go to the home page
see what Ruth is up to links to all Ruth's non-fiction publications links to all Ruth's crime fictions titles links to most of Ruth's journalist over the last four years
< back to previous
Daily Mirror logo
17 May 2011

Why the Irish love the Queen

I WAS brought up in Dublin but when I visited my aunt in Cork, I plunged into a world of royal gossip.

Although her taxi-driver husband and his family were republicans, Auntie May made no secret of her preoccupation with the doings of the Queen and assorted royals.

A story firmly believed locally was that Queen Victoria, on reviewing the Cork Fusiliers, had been heard to remark: “Now dem’s troops.” What was inarguable was that on her last visit in 1900, 80-year-old Victoria received as rousing a welcome as she had on her first in 1849.

George V and Queen Mary also brought out the crowds in 1911. Until now, that was to be the last visit, for in 1916 an uprising by members of a small secret society took Irish nationalism on a violent course.

The execution of 17 rebels turned public opinion sour and to express loyalty to the Crown could have you shot by the IRA.

My mother was not much interested in royal gossip but she approved of the stability offered by the monarch, admired the Queen and told me how bully-boy republicans in 1952 had prevented cinemas showing the film of her coronation.

The Republic of Ireland of my childhood was a grey country, full of rain, dull politicians and hectoring priests and as my mother explained to me, everyone needs a little magic which the royals bring.
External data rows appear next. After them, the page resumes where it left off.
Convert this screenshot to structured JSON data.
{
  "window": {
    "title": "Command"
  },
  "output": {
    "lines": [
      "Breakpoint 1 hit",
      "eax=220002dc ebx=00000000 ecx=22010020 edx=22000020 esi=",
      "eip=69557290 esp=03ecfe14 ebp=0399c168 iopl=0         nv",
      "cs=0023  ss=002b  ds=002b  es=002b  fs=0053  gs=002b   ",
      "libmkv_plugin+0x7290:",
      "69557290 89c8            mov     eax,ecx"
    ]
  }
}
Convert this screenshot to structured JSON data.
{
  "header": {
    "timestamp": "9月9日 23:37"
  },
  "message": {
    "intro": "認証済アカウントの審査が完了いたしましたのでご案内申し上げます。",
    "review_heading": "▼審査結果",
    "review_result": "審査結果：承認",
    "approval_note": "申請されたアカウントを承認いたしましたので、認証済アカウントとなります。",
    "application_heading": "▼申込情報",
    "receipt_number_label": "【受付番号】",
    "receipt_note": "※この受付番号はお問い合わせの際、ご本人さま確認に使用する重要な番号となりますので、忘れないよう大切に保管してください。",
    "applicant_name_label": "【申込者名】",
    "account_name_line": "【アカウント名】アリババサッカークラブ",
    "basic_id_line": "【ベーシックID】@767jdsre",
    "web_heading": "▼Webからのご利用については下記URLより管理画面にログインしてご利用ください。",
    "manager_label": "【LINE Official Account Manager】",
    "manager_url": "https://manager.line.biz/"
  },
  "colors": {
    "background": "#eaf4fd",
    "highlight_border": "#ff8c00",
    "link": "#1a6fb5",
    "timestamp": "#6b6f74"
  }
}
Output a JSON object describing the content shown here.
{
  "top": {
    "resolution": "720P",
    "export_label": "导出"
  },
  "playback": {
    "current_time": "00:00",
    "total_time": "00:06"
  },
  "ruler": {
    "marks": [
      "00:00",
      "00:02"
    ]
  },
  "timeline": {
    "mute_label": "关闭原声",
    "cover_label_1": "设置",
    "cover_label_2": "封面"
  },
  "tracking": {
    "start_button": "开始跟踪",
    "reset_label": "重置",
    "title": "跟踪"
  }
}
From the outbreak of the Troubles in Northern Ireland, members of the Royal family were under severe threat and their visits became a nightmare. In 1979 Philip’s uncle Lord Mountbatten was murdered in the Irish Republic.

Undeterred, other royals made occasional brief trips for personal reasons.

The close Anglo-Irish relationship through the Northern Ireland peace process culminated in 1998 with the Good Friday Agreement.

That same year, the Island of Ireland Peace Park, in Belgium, commemorating the Irish dead of the Great War, was opened by the Irish President Mary McAleese, in the Queen’s presence. Since then, she has worked to bring about a state visit.

Last year, the Irish Embassy in London gave a formal reception for Prince Charles. I was among the hundreds of first and second-generation Irish there and the welcome given to him almost raised the roof.

That is the kind of reception that 80% of the Irish people would like to give the Queen, who has been a fixture in all our lives since our birth.

Sadly, the bitter malcontents who feed off hatred are determined to spoil the party for everyone else.

Ruth Dudley Edwards


© Ruth Dudley Edwards